══ Information provided

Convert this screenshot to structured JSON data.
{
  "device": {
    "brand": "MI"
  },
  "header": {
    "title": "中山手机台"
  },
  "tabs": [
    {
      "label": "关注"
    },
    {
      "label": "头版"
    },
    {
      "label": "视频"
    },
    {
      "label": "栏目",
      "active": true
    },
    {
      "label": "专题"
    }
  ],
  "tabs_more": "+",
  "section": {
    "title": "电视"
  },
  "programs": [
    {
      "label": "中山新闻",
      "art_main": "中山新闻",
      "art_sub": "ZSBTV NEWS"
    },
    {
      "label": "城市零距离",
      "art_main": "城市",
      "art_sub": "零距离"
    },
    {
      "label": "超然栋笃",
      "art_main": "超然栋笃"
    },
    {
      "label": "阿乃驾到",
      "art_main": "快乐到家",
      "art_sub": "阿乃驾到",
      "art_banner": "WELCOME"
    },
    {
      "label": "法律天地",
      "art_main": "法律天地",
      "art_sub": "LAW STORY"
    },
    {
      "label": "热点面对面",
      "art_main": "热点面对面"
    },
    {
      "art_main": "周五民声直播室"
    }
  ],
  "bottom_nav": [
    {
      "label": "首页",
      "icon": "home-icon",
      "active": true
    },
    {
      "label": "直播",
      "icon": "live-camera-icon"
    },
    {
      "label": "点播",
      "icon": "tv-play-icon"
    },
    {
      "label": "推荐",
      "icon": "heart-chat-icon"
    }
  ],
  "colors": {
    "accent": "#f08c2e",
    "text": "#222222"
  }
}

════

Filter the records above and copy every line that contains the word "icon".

      "icon": "home-icon",
      "icon": "live-camera-icon"
      "icon": "tv-play-icon"
      "icon": "heart-chat-icon"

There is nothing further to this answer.